One could say that last year marked the occasion when GoPro really 'went pro.' How 'pro' does GoPro go? Well, 2.7K imagery (and even up to 4K in sub-FMV frame rates), almost universal mountability, and a toy-sized frame aren't factors to mess around with in the action camera world. Similar offerings from competitors may actually have some advantages over the GoPro HERO3 line, though -- and this is exactly what Kevin Good and Weapons of Mass Production have once again set out to evaluate -- pragmatically, thoroughly, and entertainingly as usual!
First off let me express my relief in finally getting a chance to write the line, How pro does GoPro go? It's been eating away at me for months. Moving right along: it doesn't look like many major camera manufacturers (except Sony) seem too interested in competing with GoPro at their own game outright, instead leaving the lion share of action camera production to smaller companies like Drift and Contour -- and of course, GoPro. Without straying too far from point-and-shoot conventions, though, some of the biggies have produced rough-and-ready small form-factor/waterproof models, such as Nikon's Coolpix AW100 ($250), which Ashton Kutcher may or may not have told you about through your television -- as well as Panasonic's Lumix TS4, which goes for about $300.
With thanks once again to the field work of Kevin and the WOMP team -- who have already shown us how to shoot with iPhones and smashed some very nice (and overpriced) lenses -- we now have a very clear idea of how a camera primed to make a GoPro low-blow holds up against the king of the action cam itself.
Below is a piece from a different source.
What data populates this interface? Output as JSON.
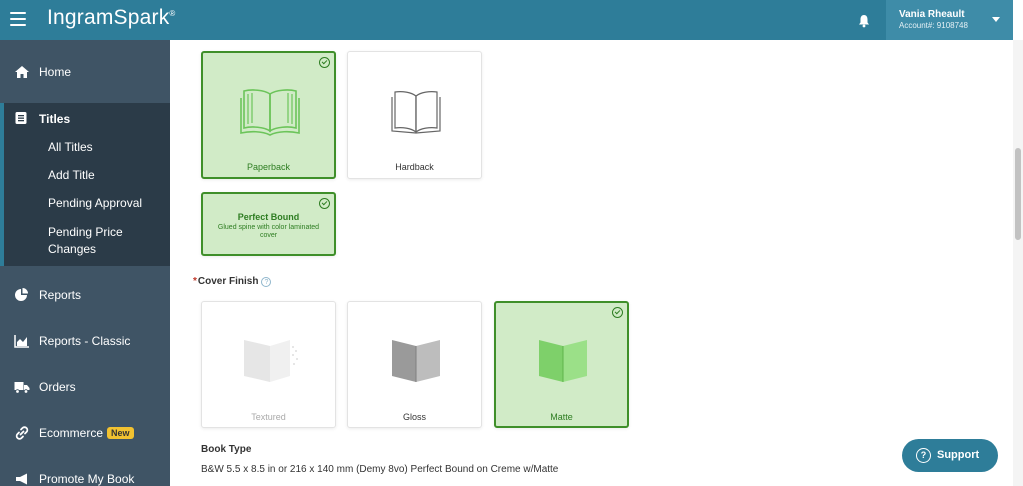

Witness the Panasonic TS4 face off against the HERO3 -- and potentially be surprised by the pros and cons of each. Oh, and Cop Opera, too -- that's "Copera" to those in the know.
Video is no longer available: www.youtube.com/watch?v=rZQf2eXv8LE
All singing aside, both cameras performed well, as Kevin says -- and Kevin doesn't mess around with gear, he smashes things he doesn't like (when unsuited for budget shooters). Or, at least, each has enough going for it to throw out a clear victory. GoPro lives up to its name, particularly when pushed in the grade, which may be the most important thing to filmmakers (as opposed to extreme sports video-journalists) -- not to mention the resolution at which it can cap off. That said, an actual LCD and optical zooming capabilities may simply be a necessity for some of us -- and you know you're talking about an interesting camera sub-genre when you have to specify you mean "optical zooming."
Most people aren't making entire narrative films on these, but all of these factors come into play if and when you have to choose your crash-cam. Then again, the two cameras don't seem opposed to cutting pretty seamlessly with each other, judging by these actions scenes (where such cross-cutting is most likely) -- so, in fact, you may not even have to choose. Buying both and playing to each's strengths would probably see everyone walking away a winner, if the need is there.
Did you guys find the results here surprising at all? As the dust clears, is there a more clear victor in your eyes?